  • Planning for children’s services
  • Child poverty
  • Participatory budgeting
  • Procurement and commissioning

There is a need to ensure cohesion and collaboration in the roll out of HECM. Using money and investing differently to make a genuinely transformational and sustainable shift in services, and outcomes requires high levels of joint working across multiple work programmes and organisations. 

It also requires a focus on the scrutiny landscape. The inspection and regulation of services influences what is delivered and, whilst there is high interest and appetite for change, at the moment, these landscapes are disconnected.

Achieving the actions required by Plan 21-24 needs connection and cohesion with existing scrutiny and governance frameworks redesigned to align with what services need to deliver to meet the needs of children and families.

What has been committed to so far?

  • The Clackmannanshire Alliance have committed to using the Human and Economic Cost Model approach during 2021/22 to progress work on using money differently and beginning in Clackmannanshire.
  • Building on the Partnership’s work to develop their Strategic Needs Assessment and Children’s Services Plan, The Promise Scotland will help them identify how much they are currently spending, directly and indirectly, on children and families in and around the care system. Following this, the Clackmannanshire Alliance and The Promise Scotland will jointly design a model for how that money could be spent more effectively in future in the area, to improve outcomes and deliver better value for money. Within this, the extent of strategic investment required to achieve that vision, and innovative ways of delivering that investment will be identified.
  • In doing so, exploration of how to pool resources across the partnership and how to develop and implement family-based resourcing plans on a cross-partnership basis will take place.

Who are the lead organisations?

The Promise Scotland, Clackmannanshire and Scottish Government are lead organisations in the current stage of this work.

There are several organisations that will play a key ongoing role, including but not limited to COSLA, local authorities and third sector organisations.

Links, Next Steps and Assessment

Work is underway.

Timeline:

The route map and engagement strategy developed by late Summer 2021 will determine a timeline and process that can be scrutinised and monitored.

The governance and accountability framework completed by Autumn 2021 will provide a structure which can be used to ensure progress is on track.

A programme for scaling and expanding this work during Plan 21-24 will be produced by the end of 2021-22.

 

 

Information Sharing

What is required by Plan 21-24?

Organisations with responsibilities towards children and families will be confident about when, where why and how to share information with partners.

Information sharing will not be a barrier to supporting children and families.

What has The Promise Scotland heard so far?

Concerns about information sharing are ongoing and commitment to a refresh of GIRFEC has been welcomed across many organisations.

For Local Authorities in particular, information sharing across authorities on different communication platforms and databases were obstacles to change which need further focus and resource.

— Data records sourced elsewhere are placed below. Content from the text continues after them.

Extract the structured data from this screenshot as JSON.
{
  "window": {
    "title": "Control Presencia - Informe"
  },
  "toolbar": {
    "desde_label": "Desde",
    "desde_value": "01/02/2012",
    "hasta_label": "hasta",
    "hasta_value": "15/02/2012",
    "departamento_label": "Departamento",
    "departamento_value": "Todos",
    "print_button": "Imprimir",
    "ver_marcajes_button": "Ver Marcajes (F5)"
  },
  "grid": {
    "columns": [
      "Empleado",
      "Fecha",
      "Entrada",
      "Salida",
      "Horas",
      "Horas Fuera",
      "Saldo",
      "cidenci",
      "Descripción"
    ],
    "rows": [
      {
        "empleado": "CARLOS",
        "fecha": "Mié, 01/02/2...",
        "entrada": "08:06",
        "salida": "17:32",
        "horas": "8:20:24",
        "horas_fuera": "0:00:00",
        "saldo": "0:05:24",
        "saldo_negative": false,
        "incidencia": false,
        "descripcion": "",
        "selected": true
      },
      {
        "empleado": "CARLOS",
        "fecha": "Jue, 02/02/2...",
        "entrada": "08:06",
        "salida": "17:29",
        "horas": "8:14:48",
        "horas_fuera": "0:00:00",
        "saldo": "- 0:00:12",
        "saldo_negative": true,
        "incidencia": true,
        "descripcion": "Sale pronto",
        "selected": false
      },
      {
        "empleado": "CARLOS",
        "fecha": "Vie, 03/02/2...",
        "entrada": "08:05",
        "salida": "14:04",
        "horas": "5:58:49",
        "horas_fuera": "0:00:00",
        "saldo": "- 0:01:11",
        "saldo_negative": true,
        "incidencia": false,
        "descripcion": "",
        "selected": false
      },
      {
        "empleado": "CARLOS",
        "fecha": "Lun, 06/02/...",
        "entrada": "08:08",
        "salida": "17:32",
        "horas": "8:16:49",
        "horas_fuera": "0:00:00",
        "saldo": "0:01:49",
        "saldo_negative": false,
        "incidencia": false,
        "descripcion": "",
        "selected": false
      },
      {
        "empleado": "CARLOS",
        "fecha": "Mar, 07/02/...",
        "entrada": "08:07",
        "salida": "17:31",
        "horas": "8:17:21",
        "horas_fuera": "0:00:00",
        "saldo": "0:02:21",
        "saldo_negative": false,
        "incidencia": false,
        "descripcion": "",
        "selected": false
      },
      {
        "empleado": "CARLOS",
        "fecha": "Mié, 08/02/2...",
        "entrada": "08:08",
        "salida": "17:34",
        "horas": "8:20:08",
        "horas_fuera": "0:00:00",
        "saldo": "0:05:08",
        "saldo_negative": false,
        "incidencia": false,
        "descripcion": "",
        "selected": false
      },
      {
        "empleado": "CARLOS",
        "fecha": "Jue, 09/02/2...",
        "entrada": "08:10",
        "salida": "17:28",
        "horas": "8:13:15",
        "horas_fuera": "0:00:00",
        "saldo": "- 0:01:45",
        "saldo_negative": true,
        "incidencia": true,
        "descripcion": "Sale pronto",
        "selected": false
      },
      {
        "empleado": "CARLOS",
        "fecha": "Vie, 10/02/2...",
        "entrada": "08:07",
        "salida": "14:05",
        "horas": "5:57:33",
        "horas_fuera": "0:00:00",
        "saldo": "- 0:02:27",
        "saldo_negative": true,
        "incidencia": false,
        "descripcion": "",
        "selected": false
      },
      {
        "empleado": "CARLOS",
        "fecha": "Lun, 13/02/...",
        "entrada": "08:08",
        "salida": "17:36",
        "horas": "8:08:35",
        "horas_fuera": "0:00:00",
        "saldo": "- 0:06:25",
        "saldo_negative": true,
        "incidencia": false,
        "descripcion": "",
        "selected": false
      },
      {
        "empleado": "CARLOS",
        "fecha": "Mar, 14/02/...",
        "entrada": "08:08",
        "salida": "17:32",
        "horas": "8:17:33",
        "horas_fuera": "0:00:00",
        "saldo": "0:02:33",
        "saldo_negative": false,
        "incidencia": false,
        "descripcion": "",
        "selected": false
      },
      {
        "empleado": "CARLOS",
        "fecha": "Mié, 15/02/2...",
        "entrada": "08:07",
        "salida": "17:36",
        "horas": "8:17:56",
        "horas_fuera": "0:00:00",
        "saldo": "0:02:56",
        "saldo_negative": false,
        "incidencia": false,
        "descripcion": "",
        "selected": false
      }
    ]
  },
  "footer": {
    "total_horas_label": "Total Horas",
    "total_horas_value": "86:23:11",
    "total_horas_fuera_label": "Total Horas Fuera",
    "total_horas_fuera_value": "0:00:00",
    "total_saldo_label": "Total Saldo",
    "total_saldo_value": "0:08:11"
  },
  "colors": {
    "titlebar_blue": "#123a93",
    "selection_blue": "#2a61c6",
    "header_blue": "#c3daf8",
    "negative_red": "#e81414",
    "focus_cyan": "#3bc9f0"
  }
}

Some Local Authorities were reviewing their practices, learning from changes that were put in place in response to the pandemic.

There were ongoing concerns about the sharing of the personal data of children and families.

The importance of joining up GIRFEC, the promise and the UNCRC was seen as critical for many organisations.

What has been committed to so far?

  • The Scottish Government has committed to a refresh of GIRFEC including an information sharing charter for the workforce.
  • This group is engaging with children and young people to get their input and there will be a final consultation period.
  • The aim is to get to publication phase in late 2021.

Who are the lead organisations?

The Scottish Government and COSLA have lead responsibility to overcome barriers, with practice responsibility sitting with care providers, Local Authorities and Health Boards.

Links, Next Steps and Assessment

Work is underway but does not yet appear sufficient.

Assessing the range of activity in relation to building confidence requires monitoring and evaluation.